ACTIVITY: All of the records should be reproduced word for word, but no images may appear in the copy.

DATA EXCERPTS:
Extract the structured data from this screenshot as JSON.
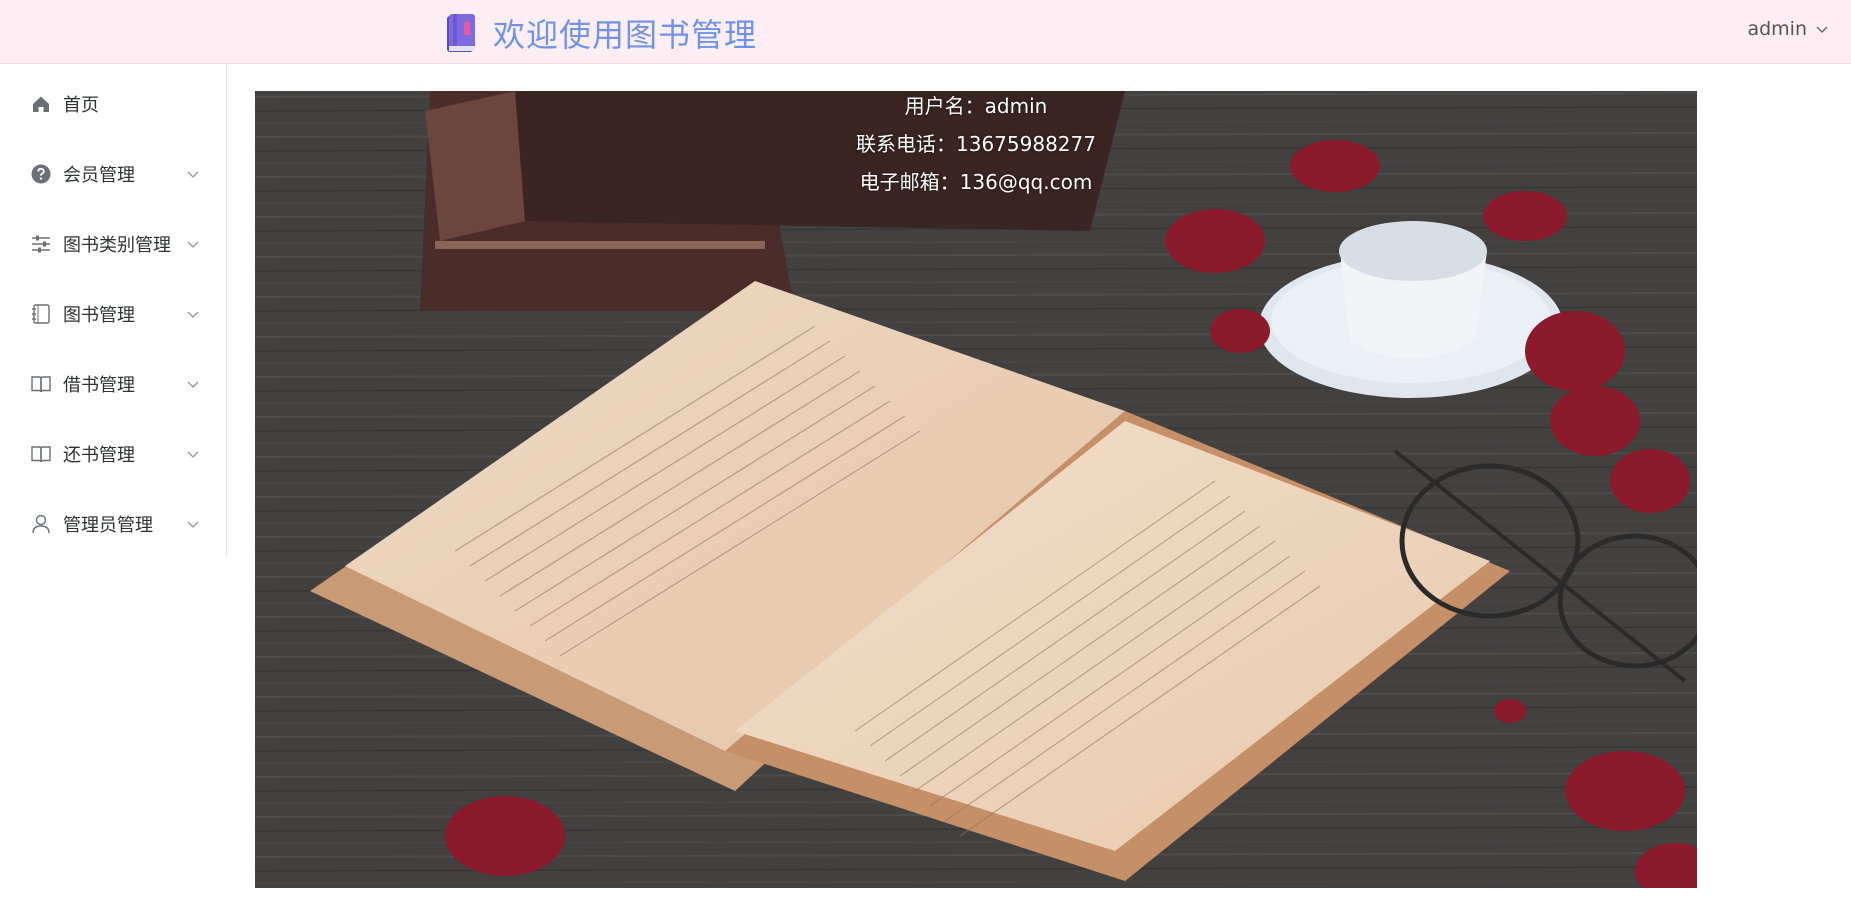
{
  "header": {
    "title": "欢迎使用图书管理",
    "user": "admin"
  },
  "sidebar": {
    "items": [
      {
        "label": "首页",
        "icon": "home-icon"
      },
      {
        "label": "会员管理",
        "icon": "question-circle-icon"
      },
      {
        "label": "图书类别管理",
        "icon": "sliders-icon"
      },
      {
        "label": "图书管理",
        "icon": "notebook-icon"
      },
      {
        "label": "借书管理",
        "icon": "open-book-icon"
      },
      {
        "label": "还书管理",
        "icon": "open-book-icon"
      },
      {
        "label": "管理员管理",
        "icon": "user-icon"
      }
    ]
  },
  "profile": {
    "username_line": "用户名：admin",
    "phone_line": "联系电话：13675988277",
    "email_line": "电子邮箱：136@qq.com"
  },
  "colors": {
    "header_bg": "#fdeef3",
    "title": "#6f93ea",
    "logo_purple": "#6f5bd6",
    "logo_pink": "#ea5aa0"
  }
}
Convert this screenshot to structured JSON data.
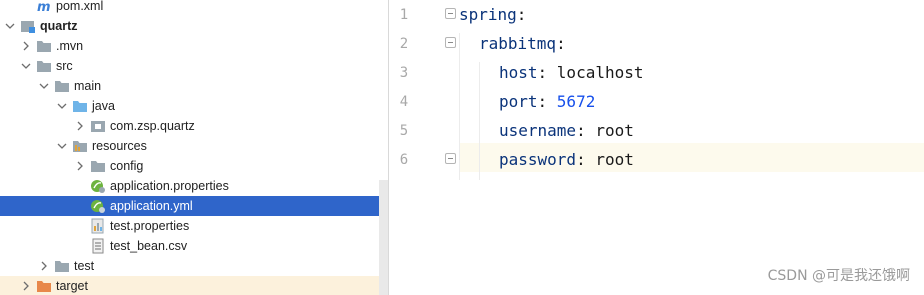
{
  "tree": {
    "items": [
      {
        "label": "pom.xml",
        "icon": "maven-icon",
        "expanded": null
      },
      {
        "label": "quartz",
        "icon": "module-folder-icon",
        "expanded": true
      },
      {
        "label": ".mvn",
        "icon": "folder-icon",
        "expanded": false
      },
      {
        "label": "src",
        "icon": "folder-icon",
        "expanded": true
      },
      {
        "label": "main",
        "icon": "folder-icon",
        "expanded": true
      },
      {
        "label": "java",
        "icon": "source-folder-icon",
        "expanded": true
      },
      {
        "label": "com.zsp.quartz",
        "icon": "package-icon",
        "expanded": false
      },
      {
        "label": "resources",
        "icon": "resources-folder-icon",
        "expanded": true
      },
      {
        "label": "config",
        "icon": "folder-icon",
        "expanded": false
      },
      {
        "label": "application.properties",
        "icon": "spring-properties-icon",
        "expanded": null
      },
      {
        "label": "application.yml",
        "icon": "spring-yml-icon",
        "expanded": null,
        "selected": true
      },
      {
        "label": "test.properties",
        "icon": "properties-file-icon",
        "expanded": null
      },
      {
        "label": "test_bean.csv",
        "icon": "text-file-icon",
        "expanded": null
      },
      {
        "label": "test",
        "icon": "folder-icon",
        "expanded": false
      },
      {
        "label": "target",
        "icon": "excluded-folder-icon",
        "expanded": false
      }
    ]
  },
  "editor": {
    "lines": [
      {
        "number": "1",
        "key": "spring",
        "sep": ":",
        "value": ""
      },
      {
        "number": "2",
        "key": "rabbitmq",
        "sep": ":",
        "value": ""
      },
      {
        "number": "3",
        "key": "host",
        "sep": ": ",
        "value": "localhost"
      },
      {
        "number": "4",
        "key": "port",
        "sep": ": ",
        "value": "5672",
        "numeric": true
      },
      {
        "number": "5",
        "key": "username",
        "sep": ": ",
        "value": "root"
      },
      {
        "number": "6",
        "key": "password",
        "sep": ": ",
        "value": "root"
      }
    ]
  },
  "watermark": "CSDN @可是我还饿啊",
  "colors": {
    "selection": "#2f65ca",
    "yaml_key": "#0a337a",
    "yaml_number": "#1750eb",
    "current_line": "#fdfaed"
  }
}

RESPONSE AREA:
Extract the structured data from this screenshot as JSON.
{
  "header": {
    "title": "欢迎使用图书管理",
    "user": "admin"
  },
  "sidebar": {
    "items": [
      {
        "label": "首页",
        "icon": "home-icon"
      },
      {
        "label": "会员管理",
        "icon": "question-circle-icon"
      },
      {
        "label": "图书类别管理",
        "icon": "sliders-icon"
      },
      {
        "label": "图书管理",
        "icon": "notebook-icon"
      },
      {
        "label": "借书管理",
        "icon": "open-book-icon"
      },
      {
        "label": "还书管理",
        "icon": "open-book-icon"
      },
      {
        "label": "管理员管理",
        "icon": "user-icon"
      }
    ]
  },
  "profile": {
    "username_line": "用户名：admin",
    "phone_line": "联系电话：13675988277",
    "email_line": "电子邮箱：136@qq.com"
  },
  "colors": {
    "header_bg": "#fdeef3",
    "title": "#6f93ea",
    "logo_purple": "#6f5bd6",
    "logo_pink": "#ea5aa0"
  }
}
Convert this screenshot to structured JSON data.
{
  "tree": {
    "items": [
      {
        "label": "pom.xml",
        "icon": "maven-icon",
        "expanded": null
      },
      {
        "label": "quartz",
        "icon": "module-folder-icon",
        "expanded": true
      },
      {
        "label": ".mvn",
        "icon": "folder-icon",
        "expanded": false
      },
      {
        "label": "src",
        "icon": "folder-icon",
        "expanded": true
      },
      {
        "label": "main",
        "icon": "folder-icon",
        "expanded": true
      },
      {
        "label": "java",
        "icon": "source-folder-icon",
        "expanded": true
      },
      {
        "label": "com.zsp.quartz",
        "icon": "package-icon",
        "expanded": false
      },
      {
        "label": "resources",
        "icon": "resources-folder-icon",
        "expanded": true
      },
      {
        "label": "config",
        "icon": "folder-icon",
        "expanded": false
      },
      {
        "label": "application.properties",
        "icon": "spring-properties-icon",
        "expanded": null
      },
      {
        "label": "application.yml",
        "icon": "spring-yml-icon",
        "expanded": null,
        "selected": true
      },
      {
        "label": "test.properties",
        "icon": "properties-file-icon",
        "expanded": null
      },
      {
        "label": "test_bean.csv",
        "icon": "text-file-icon",
        "expanded": null
      },
      {
        "label": "test",
        "icon": "folder-icon",
        "expanded": false
      },
      {
        "label": "target",
        "icon": "excluded-folder-icon",
        "expanded": false
      }
    ]
  },
  "editor": {
    "lines": [
      {
        "number": "1",
        "key": "spring",
        "sep": ":",
        "value": ""
      },
      {
        "number": "2",
        "key": "rabbitmq",
        "sep": ":",
        "value": ""
      },
      {
        "number": "3",
        "key": "host",
        "sep": ": ",
        "value": "localhost"
      },
      {
        "number": "4",
        "key": "port",
        "sep": ": ",
        "value": "5672",
        "numeric": true
      },
      {
        "number": "5",
        "key": "username",
        "sep": ": ",
        "value": "root"
      },
      {
        "number": "6",
        "key": "password",
        "sep": ": ",
        "value": "root"
      }
    ]
  },
  "watermark": "CSDN @可是我还饿啊",
  "colors": {
    "selection": "#2f65ca",
    "yaml_key": "#0a337a",
    "yaml_number": "#1750eb",
    "current_line": "#fdfaed"
  }
}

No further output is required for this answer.